What the exercise asks.
Reproduce exactly the line containing "Convert this screenshot" and every line after it, through the last line of the records below; add nothing.

Given data.
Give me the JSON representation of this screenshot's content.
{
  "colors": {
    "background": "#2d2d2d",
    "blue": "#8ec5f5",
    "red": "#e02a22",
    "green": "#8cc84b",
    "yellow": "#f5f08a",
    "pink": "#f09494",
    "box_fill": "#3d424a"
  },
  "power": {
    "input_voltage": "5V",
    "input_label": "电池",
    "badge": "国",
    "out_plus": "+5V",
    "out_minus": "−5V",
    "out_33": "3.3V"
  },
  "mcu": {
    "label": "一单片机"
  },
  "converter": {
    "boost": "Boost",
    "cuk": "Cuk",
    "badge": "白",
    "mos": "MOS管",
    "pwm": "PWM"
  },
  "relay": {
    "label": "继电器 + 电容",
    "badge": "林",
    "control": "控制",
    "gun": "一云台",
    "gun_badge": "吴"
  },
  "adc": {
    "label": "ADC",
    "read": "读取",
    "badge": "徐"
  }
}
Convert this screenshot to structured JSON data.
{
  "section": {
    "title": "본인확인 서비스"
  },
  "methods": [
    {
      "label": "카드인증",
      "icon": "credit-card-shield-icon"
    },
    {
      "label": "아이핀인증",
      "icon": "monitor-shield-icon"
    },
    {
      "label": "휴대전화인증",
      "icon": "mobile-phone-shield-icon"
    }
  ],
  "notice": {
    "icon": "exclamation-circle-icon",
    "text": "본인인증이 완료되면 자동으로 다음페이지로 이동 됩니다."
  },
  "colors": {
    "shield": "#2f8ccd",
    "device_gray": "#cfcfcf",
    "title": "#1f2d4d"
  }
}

Answer section.
Convert this screenshot to structured JSON data.
{
  "section": {
    "title": "본인확인 서비스"
  },
  "methods": [
    {
      "label": "카드인증",
      "icon": "credit-card-shield-icon"
    },
    {
      "label": "아이핀인증",
      "icon": "monitor-shield-icon"
    },
    {
      "label": "휴대전화인증",
      "icon": "mobile-phone-shield-icon"
    }
  ],
  "notice": {
    "icon": "exclamation-circle-icon",
    "text": "본인인증이 완료되면 자동으로 다음페이지로 이동 됩니다."
  },
  "colors": {
    "shield": "#2f8ccd",
    "device_gray": "#cfcfcf",
    "title": "#1f2d4d"
  }
}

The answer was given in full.